(Editor's Note: Robert Propst uses meditations from Berry Simpson in his training for the Peppers, a group of Holy Communion men who meet at 6 a.m. to prepare for the Book It 5K. They met this morning for the first time in preparation for this year's race on September 16.)
Close to Holy
Last week I read Psalm 42:2, “My soul thirsts for God,” and it launched me to wondering how I could make that my story. How can my soul become thirsty for God?
Does that sort of thing come naturally for human beings created by God in his own image? Or is it a thirst we develop through spiritual practices? Or could it be a completely free gift from God?
Or an even better question might be, why am I not constantly thirsty, like the Psalmist? Is it because I’m not paying attention? Do I come close to holy without seeing it?
Rachel Naomi Remen, an author, physician and founder of the Institute for the Study of Health and Illness, wrote about a physician’s seminar in which she asked the doctors to use stethoscopes to listen to their own hearts. Once they all stopped diagnosing themselves and settled into really listening to what they heard, the room became quiet and mysterious. She said after the exercise was over, there was a long silence. Then one of the cardiologists began to speak about his work and to wonder aloud how one could be so close to something holy and not know it.
The doctor quoted a prayer from Gates of Prayer (a Jewish prayer book), “Days pass and the years vanish, and we walk sightless among miracles. How filled with awe is this place and we did not know it.”
It’s so easy to underestimate the significance of our lives, to find ourselves standing beside God’s gifts and not recognize them.
One of my recently favorite movies, About Time, is a 2013 British romantic comedy about a young man with the special ability to travel back in time, a power he used to change his past in order to improve his future. Of course, he learns there are great limits to what time travel can achieve, and it can be dangerous. He eventually understands his most valuable gift is to notice the details of every day, to live in the present, to look for the holy as it happens.
God once reminded me, personally, to pay more attention when I was attending a Wild at Heart Advanced Camp at Crooked Creek Ranch in Colorado. After watching the movie August Rush, which affected me deeply, God brought me to the edge of my emotional limits by speaking through my own voice, “I’m sorry, I didn’t know how big it is.”
I had been underestimating the impact and significance of the gifts and abilities he had given to me. I was so fixed on the details of daily life and the specifics of ministry, I forgot how big it was.
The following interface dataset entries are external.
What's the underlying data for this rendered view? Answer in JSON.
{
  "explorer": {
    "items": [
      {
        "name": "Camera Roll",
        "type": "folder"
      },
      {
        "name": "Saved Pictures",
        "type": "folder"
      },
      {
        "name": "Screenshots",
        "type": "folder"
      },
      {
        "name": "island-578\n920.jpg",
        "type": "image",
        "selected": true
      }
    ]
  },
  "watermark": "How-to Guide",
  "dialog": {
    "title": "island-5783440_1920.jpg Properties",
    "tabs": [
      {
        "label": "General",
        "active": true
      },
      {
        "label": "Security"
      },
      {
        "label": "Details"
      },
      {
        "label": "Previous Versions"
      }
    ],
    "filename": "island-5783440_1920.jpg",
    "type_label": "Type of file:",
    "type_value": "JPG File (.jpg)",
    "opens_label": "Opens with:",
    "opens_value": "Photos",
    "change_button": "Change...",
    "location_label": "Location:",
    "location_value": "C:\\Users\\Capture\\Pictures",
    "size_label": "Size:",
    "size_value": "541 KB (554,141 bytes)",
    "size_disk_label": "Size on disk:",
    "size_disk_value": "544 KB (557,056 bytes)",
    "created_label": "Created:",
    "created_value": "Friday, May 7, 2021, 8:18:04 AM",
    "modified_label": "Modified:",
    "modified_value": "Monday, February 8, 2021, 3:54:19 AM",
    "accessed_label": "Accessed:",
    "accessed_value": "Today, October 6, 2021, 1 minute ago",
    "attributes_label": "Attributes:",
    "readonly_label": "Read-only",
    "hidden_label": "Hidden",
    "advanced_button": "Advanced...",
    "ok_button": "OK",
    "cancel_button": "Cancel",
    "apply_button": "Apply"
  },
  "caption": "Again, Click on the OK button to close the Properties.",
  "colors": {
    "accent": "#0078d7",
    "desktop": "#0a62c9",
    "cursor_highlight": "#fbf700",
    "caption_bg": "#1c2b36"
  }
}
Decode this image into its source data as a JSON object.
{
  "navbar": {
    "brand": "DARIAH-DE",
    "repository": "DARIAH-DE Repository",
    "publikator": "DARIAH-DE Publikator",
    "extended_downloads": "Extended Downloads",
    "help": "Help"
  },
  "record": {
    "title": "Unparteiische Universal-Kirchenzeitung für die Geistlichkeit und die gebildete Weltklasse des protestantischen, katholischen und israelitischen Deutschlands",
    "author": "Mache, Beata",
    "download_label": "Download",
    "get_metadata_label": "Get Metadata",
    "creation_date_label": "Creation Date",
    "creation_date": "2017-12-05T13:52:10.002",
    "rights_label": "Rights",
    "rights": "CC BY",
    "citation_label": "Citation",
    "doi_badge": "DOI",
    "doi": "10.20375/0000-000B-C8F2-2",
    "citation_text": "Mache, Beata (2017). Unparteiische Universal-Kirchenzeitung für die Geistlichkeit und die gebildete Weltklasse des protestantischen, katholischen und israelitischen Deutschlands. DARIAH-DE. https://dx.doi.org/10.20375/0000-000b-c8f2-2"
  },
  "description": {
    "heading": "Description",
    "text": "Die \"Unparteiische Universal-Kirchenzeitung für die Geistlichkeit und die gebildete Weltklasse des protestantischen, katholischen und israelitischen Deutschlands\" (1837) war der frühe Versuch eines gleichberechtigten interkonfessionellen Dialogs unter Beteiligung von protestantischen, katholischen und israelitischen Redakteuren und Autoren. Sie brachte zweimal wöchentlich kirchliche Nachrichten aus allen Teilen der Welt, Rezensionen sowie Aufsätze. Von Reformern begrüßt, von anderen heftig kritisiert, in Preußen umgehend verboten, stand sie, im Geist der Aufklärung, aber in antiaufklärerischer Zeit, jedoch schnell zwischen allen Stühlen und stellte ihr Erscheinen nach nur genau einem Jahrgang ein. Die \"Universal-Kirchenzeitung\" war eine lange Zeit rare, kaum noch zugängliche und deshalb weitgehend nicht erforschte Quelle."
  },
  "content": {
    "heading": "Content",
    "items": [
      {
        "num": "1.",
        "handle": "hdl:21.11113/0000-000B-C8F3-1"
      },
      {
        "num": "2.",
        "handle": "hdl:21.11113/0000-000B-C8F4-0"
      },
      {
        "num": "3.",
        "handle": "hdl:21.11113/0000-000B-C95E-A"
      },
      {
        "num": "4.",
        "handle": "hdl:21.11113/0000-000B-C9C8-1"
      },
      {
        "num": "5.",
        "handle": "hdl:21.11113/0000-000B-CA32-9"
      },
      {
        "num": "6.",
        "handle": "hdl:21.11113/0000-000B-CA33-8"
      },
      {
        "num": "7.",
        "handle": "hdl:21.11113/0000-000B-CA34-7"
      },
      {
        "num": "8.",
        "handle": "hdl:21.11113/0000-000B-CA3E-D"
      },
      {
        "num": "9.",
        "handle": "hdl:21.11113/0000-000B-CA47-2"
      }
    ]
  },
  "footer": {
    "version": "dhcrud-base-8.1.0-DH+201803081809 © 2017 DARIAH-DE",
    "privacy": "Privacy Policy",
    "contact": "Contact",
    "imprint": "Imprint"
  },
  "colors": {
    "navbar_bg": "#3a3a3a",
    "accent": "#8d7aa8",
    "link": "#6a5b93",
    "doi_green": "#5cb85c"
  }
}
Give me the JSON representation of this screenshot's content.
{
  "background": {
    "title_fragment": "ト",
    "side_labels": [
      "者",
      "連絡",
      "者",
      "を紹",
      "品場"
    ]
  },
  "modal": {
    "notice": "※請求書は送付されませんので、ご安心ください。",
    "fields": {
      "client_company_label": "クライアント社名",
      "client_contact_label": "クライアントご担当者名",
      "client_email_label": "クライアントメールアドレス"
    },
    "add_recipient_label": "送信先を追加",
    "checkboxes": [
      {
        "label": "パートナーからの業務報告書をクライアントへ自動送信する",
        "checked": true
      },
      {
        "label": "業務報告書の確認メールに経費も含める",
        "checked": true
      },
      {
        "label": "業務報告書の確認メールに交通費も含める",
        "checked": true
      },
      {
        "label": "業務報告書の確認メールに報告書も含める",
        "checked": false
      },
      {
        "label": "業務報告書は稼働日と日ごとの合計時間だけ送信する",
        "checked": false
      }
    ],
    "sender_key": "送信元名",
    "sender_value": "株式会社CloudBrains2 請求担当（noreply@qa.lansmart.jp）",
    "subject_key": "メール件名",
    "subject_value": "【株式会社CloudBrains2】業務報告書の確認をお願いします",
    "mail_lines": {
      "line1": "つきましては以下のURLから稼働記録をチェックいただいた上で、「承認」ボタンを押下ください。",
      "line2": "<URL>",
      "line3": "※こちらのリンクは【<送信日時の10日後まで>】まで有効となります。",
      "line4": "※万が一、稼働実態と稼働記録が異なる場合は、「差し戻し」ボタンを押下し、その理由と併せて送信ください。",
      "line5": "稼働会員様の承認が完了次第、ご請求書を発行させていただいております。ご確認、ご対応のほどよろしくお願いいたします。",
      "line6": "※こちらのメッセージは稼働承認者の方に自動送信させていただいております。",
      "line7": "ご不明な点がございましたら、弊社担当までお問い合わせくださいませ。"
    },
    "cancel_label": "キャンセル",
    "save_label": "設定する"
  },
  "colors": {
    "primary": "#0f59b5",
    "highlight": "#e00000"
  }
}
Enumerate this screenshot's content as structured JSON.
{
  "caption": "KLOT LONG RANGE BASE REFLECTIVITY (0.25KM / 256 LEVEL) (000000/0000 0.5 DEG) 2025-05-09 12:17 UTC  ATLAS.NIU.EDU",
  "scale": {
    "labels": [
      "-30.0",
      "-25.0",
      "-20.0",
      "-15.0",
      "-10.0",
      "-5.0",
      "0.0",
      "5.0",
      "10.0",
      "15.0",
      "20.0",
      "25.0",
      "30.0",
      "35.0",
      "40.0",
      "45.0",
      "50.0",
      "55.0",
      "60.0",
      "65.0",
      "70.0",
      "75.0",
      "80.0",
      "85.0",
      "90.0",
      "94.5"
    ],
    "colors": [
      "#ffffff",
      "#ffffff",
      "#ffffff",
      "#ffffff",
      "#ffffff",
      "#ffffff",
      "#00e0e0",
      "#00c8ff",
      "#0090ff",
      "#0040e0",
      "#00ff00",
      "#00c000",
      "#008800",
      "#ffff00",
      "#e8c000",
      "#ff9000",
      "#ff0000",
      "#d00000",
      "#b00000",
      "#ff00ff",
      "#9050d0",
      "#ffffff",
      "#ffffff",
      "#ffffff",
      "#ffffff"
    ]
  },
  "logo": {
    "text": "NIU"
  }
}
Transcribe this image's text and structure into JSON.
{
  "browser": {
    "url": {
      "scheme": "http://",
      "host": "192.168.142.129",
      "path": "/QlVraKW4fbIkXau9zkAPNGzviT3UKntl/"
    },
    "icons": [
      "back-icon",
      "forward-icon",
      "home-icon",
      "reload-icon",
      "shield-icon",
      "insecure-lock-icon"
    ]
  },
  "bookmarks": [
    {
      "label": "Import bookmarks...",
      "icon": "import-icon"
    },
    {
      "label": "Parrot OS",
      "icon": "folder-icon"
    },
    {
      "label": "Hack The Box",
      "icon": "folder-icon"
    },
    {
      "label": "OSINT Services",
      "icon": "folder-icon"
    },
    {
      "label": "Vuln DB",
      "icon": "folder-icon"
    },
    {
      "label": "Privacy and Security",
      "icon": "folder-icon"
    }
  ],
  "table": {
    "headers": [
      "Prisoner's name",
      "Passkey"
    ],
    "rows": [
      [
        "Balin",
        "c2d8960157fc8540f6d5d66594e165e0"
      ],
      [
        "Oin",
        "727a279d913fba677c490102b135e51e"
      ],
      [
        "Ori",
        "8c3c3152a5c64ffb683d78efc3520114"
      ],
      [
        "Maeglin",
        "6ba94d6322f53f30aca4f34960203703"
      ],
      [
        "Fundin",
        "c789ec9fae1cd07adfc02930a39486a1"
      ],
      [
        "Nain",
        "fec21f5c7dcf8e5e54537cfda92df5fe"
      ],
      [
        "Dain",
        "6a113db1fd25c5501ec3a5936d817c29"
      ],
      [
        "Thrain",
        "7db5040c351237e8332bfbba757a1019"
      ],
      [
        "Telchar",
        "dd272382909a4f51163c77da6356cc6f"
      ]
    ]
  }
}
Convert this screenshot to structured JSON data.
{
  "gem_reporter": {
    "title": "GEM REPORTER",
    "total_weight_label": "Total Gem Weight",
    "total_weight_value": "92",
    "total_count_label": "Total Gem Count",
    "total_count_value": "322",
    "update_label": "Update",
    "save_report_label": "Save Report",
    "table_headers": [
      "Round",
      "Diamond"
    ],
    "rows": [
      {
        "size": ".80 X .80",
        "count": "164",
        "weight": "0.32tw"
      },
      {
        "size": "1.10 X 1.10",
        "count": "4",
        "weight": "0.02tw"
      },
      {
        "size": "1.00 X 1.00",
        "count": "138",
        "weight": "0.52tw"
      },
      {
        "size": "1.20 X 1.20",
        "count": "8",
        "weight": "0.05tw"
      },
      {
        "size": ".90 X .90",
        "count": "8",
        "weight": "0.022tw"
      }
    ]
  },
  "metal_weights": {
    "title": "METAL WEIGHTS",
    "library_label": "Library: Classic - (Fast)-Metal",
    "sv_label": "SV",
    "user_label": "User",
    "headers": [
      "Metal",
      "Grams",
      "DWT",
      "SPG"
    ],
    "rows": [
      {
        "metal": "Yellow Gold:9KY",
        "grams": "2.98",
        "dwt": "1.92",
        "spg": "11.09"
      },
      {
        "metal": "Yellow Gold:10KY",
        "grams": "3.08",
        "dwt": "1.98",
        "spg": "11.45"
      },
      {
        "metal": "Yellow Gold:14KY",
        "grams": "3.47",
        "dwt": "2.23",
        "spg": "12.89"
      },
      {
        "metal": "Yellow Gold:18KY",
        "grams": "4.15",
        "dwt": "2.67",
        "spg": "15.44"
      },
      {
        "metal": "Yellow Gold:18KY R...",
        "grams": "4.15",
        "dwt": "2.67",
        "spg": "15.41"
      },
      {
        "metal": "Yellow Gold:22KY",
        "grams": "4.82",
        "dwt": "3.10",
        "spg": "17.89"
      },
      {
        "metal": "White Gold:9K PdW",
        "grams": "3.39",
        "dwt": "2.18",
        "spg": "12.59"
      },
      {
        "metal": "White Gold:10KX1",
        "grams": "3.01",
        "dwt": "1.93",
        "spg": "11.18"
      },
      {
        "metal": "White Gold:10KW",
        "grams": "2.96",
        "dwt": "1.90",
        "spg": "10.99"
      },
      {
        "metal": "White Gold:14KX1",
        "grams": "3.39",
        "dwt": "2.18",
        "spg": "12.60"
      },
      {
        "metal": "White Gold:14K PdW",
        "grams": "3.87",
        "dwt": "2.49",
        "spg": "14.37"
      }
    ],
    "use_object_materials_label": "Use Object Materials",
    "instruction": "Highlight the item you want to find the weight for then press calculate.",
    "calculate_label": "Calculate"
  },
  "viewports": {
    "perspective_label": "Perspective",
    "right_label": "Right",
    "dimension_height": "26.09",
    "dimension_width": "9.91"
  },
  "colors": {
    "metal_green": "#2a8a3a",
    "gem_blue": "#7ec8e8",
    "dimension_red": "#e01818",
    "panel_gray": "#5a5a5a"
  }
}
I had missed the awe. I was walking sightless among miracles. I wasn’t thirsty for God.
So, my prayer for this summer while I’m hiking the mountains is that I will stay thirsty and pay attention to the miracles surrounding me.
If you want to pray for me, pray the same prayer quoted by the cardiologist in Ms. Remen’s seminar: Days pass and the years vanish, and we walk sightless among miracles. Lord, fill our eyes with seeing and our minds with knowing. Let there be moments when your Presence, like lightning, illumines the darkness in which we walk. Help us to see, wherever we gaze, that the bush burns, unconsumed. And we, clay touched by God, will reach out for holiness and exclaim in wonder, “How filled with awe is this place and we did not know it.”
“I run in the path of Your commands, for You have set my heart free.” Psalm 119:32
(Berry Simpson is an engineer, marathon runner and the author of three books: Remodeled, Running with God, and Retreating with God.)